Medication Management of Medicare Populations for Care Managers
Medication management is a critical part of healthcare. While providers have to be cautious of misdiagnoses, drug therapeutic failure, and adverse reactions, care managers can help solve other at-home medication management and provide much-needed support.
Care managers are best situated to help improve medication management in the following ways:
- Helping to ensure that patients take the right medications at the right time
- Identifying and addressing barriers to adherence
- Educating patients about their medication regimen
- Noting and helping resolve any drug or drug device-related problems
- Working collaboratively with other clinical care team members to report potential issues like duplicate therapy, contraindications, and adverse events
How HELIOS Helps with Medication Management
A medical management platform with intelligent processing and analysis capabilities can empower both care managers and members to better manage medication processes.
For care managers, a platform like HELIOS can help lift administrative and mental burden around medication management. Automated reminders and medication information updated in real-time reduce the need for care managers to manually search through records, or to depend on their own memories for vital information on individual members’ regimens.
Boosting Medicare plan member engagement and motivation regarding safe medication management, usage, and adherence. HELIOS’ built-in education resources and telehealth tools can help care managers work with Medicare plan members to better understand medication instructions, obtain prescriptions on time, and proactively reach out to resolve questions and concerns. They’re also a good way to provide virtual support and check-ins for members who may be without caregivers or who need more frequent and personalized help.
Here’s a more detailed look at other HELIOS capabilities and tools that help support medication management for Medicare populations.
- Notifications for medications. Automated alerts to notify care team members when there is a potential issue with a medication that has been added to the member's regimen, such as drug allergy or drug-drug interaction, or when medication reconciliation might be due.
- Easy-to-read overview of member medications. A centralized member profile provides an at-a-glance view of a member’s medication regimen (prescriptions and OTC). This allows members across the care team to quickly access the reconciled medication list and identify or note any potential issues, obstacles, or changes that may need to be communicated, or opportunities for patient education.
- Better inform patients about their medications. Educational resources (videos, flyers, and more) integrated into the HELIOS platform can help boost medication adherence by better informing patients about their medications, how to take them, and why adherence is so important.
- Integrations with pharmacies. Link members with pharmacies that offer enhanced services such as blister packaging, medication syncing, home delivery, medication review, reconciliation and adherence coaching, etc.
- Telehealth tools to check in about medications. Multiple communication channels within HELIOS (HELIOStext, HELIOSvisit) allow care managers to connect more frequently with members to check in on medication adherence and answer questions.

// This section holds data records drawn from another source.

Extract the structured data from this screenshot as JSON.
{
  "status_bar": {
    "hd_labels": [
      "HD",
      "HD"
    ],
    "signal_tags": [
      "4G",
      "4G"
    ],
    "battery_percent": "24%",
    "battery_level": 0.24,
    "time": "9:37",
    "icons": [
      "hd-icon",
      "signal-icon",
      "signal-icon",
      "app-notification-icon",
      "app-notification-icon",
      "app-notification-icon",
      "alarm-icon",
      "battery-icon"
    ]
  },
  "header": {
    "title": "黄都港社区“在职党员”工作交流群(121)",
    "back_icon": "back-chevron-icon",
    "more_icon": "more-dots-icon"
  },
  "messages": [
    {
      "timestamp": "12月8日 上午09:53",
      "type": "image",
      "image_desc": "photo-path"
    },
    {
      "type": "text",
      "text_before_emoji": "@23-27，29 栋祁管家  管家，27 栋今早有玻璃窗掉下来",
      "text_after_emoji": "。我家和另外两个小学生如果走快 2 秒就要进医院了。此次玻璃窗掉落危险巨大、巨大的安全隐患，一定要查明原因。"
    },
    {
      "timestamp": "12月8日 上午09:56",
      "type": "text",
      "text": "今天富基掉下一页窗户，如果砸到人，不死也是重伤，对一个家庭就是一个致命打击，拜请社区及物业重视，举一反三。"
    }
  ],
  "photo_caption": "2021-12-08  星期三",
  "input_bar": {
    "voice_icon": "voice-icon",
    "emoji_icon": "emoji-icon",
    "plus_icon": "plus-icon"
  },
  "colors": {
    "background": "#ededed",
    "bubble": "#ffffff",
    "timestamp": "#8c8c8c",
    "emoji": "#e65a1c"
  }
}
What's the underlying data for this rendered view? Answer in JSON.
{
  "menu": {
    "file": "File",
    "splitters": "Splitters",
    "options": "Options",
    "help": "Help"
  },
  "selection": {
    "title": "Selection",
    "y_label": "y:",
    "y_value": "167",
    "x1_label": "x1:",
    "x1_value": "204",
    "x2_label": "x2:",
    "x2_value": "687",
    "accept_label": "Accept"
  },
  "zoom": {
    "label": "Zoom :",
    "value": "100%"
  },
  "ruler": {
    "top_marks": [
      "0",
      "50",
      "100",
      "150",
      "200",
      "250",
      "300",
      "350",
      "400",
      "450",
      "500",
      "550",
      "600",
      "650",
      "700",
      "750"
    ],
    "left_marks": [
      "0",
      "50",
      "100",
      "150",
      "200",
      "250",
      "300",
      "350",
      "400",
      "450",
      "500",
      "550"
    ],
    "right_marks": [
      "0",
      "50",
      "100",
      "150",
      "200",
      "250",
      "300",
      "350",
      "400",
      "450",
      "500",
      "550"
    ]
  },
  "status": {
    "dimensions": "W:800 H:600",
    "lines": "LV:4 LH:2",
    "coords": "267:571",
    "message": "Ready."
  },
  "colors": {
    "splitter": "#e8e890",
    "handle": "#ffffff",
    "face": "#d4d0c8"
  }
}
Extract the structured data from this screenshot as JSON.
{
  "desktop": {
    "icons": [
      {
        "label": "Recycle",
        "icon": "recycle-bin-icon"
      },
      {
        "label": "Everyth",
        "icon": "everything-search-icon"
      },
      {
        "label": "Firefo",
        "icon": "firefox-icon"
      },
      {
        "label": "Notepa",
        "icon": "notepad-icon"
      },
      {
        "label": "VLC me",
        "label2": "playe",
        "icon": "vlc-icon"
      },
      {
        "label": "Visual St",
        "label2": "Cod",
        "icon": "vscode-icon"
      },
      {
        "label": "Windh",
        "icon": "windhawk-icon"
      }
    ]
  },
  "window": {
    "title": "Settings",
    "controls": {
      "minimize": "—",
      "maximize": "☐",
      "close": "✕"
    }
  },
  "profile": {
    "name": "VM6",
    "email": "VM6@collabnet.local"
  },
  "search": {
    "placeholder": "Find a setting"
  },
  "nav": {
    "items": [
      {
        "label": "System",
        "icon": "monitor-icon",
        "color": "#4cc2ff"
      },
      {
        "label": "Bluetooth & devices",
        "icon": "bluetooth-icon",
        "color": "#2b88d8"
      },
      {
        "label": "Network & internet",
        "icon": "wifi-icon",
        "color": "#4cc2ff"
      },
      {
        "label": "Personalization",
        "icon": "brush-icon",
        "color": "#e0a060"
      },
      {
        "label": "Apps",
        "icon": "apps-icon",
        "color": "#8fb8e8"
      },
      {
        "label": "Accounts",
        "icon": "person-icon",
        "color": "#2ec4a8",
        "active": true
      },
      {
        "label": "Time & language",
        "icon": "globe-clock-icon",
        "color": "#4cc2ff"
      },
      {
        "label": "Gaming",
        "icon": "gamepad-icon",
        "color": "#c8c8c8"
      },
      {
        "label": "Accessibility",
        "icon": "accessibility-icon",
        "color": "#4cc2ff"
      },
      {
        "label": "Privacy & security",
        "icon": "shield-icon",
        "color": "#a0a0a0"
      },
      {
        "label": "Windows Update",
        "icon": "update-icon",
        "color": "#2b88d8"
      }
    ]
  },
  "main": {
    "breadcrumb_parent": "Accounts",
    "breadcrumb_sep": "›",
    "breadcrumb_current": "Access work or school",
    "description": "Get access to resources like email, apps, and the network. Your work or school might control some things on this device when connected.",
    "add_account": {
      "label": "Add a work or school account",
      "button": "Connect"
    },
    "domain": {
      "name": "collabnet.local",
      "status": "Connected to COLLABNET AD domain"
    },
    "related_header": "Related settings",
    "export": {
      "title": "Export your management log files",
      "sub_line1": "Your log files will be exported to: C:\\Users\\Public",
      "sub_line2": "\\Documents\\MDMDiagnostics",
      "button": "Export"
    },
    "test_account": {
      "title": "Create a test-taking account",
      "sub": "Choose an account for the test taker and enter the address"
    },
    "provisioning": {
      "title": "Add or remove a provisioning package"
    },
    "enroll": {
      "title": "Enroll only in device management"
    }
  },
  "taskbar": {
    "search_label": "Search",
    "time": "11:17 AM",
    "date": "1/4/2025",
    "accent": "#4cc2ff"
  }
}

And in case you missed it, be sure to check out the first post in this series, which covers improving care for Medicare members in need of long-term services and supports (LTSS).
Future posts will examine how to enhance care management programs to better serve Medicare and Medicare Advantage members in these other critical areas:
- Integrating behavioral health for whole-person care
- Chronic condition and disease management
- Long-term support and services (LTSS)
- Social determinants of health (SDOH)
- Coordination of care for members receiving home healthcare